A look at the history of non-vegetarian recipes that originated in Rajasthan, which is witnessing a vehement push towards vegetarianism and has seen several incidents of violence by cow vigilante squads, would show that these recipes — laal maas, safed maas and khadka meat — have been developed by the Rajput community. According to NSSO data, one in four denizens of the state is a non-vegetarian.
Saba Naqvi, a journalist and author, dismisses the idea that the top rung of the BJP government’s power circle can be blamed directly for the shift towards vegetarianism. “Vegetarianism is held in high regard only by some upper-caste Brahmins and Jains in the Hindi belt. And the RSS leadership remains Brahmanical. This push towards vegetarianism is being led by a few upper-caste people who want to project meat as the food of the minority.” Pointing out that the BJP has had leaders who loved meat, including former Prime Minister Atal Bihari Vajpayee who is particularly fond of chicken stew, Naqvi recalls the last lavish lunch hosted by Vice President and former BJP leader M Venkaiah Naidu with mutton, fish and prawns on the menu.
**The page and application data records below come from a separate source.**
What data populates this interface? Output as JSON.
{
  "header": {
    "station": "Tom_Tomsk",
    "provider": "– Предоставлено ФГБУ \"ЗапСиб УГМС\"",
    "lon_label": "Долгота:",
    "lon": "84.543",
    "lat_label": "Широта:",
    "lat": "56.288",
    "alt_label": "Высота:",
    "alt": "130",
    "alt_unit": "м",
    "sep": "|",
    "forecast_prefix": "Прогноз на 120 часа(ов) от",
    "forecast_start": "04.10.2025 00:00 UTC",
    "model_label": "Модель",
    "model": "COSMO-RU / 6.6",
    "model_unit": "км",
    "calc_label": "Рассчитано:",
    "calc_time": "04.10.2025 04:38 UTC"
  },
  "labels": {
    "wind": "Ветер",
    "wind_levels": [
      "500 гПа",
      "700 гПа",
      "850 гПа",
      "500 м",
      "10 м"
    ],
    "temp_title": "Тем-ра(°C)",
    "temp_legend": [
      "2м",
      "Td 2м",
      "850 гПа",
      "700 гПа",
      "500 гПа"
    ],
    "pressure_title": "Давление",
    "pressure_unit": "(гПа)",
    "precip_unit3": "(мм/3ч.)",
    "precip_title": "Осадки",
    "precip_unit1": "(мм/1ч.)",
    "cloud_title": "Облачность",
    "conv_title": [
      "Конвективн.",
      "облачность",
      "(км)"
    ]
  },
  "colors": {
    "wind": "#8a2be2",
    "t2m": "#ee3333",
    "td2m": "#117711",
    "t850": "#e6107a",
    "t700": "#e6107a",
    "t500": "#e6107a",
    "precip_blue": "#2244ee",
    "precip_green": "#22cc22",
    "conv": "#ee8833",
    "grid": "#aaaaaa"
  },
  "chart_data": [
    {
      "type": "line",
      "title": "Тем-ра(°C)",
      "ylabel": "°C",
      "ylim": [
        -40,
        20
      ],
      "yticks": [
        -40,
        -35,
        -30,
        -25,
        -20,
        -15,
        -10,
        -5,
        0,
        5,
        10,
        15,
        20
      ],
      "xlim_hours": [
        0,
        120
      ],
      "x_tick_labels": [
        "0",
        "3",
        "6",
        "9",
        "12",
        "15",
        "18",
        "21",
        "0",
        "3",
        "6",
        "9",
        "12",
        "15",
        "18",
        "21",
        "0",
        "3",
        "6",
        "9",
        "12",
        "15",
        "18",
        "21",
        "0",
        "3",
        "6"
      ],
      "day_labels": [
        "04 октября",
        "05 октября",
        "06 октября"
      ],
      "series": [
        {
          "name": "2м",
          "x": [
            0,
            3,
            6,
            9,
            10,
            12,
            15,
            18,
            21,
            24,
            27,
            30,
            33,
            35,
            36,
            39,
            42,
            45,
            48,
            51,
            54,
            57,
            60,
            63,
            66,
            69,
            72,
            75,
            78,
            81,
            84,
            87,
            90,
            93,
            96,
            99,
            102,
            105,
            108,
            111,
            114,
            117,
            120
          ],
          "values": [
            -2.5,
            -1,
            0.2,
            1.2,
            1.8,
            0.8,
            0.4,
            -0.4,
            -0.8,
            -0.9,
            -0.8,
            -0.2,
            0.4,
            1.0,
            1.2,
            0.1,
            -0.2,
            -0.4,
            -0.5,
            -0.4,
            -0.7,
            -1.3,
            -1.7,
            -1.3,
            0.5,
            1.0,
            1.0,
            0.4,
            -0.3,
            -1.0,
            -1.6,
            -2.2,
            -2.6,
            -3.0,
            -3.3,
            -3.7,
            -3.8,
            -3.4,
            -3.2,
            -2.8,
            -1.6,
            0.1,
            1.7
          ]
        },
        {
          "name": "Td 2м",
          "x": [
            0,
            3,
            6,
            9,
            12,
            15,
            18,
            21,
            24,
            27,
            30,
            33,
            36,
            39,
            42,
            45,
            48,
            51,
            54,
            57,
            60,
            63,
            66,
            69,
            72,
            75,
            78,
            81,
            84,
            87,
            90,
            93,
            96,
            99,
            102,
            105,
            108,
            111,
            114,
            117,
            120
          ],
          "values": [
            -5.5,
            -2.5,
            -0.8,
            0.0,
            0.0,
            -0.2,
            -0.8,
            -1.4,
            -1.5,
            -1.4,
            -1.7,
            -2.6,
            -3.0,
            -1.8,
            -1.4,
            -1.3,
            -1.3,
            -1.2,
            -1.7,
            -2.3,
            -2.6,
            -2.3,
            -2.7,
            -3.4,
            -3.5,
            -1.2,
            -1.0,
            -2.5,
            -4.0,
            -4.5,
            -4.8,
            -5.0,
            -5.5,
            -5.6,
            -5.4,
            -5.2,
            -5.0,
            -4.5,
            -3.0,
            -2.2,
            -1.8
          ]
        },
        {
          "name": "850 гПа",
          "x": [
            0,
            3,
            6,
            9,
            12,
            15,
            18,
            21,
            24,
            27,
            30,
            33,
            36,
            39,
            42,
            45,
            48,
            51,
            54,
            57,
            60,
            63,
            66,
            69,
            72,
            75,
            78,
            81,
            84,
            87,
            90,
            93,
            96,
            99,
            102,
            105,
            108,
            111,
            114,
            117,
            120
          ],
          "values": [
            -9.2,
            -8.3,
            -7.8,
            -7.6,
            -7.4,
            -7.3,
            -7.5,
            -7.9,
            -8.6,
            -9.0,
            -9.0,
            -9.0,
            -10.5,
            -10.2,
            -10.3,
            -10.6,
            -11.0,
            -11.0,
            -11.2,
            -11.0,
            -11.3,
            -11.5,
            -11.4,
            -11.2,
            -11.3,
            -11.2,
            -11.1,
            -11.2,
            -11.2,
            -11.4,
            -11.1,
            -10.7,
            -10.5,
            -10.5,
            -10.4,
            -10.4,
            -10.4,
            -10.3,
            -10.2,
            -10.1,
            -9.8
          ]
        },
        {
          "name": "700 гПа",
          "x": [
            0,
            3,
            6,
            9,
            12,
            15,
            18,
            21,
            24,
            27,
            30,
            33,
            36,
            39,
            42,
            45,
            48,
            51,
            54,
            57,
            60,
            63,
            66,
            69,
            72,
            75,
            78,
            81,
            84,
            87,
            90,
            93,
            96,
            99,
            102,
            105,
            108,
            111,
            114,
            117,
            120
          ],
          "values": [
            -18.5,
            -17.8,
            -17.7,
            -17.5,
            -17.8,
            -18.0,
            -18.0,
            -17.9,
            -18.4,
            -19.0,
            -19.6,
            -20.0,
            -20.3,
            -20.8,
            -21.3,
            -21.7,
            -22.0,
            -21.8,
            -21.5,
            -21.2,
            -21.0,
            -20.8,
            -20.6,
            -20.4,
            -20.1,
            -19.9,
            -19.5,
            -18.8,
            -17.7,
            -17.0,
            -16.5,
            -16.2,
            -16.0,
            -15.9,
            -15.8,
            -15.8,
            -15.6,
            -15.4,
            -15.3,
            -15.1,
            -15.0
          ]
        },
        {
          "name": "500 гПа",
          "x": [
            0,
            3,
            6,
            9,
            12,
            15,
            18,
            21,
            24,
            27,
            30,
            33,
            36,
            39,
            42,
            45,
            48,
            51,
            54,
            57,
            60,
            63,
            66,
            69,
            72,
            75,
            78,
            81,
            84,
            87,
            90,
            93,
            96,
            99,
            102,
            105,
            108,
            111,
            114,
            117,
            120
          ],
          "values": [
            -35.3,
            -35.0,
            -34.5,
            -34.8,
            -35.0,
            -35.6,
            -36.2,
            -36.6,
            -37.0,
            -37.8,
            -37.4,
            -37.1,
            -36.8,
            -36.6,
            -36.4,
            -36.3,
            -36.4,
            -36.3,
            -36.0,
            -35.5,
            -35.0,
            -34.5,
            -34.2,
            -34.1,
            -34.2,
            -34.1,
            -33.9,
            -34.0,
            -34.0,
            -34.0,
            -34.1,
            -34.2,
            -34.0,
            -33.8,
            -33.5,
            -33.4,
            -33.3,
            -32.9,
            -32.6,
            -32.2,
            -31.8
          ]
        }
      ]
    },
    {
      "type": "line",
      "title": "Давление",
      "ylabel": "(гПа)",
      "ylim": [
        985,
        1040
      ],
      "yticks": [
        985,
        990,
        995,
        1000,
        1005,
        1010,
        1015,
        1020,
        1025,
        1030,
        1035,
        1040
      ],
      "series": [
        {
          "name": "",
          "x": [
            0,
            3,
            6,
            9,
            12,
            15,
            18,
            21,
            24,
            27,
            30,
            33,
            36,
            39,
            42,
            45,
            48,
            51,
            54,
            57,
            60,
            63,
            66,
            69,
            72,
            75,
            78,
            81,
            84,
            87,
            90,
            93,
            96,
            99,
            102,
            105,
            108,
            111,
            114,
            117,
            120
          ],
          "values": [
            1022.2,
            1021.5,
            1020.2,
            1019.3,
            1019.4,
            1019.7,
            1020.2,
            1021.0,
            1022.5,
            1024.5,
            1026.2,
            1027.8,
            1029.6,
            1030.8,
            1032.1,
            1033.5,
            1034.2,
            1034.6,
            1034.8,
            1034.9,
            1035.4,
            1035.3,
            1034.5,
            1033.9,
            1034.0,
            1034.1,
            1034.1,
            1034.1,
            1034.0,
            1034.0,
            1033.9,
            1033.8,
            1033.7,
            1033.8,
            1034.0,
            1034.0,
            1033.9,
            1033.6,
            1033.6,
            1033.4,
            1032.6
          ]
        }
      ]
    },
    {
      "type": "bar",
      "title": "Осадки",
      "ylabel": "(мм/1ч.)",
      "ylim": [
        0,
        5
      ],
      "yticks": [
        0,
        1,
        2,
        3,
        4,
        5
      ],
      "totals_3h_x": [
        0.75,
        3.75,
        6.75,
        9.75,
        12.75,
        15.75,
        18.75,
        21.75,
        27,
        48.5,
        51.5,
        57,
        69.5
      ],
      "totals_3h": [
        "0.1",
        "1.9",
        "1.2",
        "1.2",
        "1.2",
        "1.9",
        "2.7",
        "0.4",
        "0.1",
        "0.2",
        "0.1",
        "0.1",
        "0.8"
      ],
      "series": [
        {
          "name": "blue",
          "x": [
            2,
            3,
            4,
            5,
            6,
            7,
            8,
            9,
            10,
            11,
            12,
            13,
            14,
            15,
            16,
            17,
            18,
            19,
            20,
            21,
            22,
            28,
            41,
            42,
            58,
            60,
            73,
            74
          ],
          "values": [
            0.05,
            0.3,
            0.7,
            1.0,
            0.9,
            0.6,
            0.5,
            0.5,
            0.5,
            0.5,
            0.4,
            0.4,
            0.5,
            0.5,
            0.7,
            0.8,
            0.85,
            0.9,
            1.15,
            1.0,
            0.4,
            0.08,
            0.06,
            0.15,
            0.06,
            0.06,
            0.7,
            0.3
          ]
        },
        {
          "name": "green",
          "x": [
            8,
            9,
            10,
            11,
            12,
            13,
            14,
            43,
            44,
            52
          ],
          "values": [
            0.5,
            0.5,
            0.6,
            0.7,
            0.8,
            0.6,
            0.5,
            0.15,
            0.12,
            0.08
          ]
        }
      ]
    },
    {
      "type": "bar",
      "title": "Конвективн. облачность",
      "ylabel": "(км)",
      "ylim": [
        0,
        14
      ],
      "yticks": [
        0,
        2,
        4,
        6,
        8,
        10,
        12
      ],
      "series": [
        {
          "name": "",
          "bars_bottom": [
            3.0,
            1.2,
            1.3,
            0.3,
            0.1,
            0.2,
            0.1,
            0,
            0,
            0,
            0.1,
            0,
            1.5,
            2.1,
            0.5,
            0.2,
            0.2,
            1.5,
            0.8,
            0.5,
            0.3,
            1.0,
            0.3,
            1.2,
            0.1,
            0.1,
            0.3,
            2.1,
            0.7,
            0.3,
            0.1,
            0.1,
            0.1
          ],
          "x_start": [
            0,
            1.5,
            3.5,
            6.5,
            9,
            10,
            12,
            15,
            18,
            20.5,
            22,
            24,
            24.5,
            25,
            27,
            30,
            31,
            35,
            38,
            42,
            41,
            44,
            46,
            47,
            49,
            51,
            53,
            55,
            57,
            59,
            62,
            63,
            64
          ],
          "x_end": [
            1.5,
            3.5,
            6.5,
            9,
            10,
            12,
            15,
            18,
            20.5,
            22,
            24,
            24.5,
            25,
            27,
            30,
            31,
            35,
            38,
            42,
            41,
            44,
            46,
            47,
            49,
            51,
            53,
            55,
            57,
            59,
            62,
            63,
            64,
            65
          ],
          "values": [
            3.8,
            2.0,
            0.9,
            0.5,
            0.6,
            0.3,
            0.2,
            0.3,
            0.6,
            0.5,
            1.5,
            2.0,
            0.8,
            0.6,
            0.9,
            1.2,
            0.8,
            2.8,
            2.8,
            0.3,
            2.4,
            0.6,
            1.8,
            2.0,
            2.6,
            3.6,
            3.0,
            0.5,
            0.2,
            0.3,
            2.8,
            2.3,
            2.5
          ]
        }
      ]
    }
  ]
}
“This agenda is being pushed only by people who think that the time is right. And Modi is doing nothing to change that,” sums up Naqvi. By giving oxygen to the vegetarian movement, the BJP government is doing a good job at whipping up emotions, pushing Hindus to think that they have a right to get offended at the sight or smell of meat. Also, the State is now playing a more omnipresent and disruptive role in people’s lives – this change of equation does not bode well for citizen rights and freedom. Clearly, this reductive crash course in Hinduism is only harming the idea of India.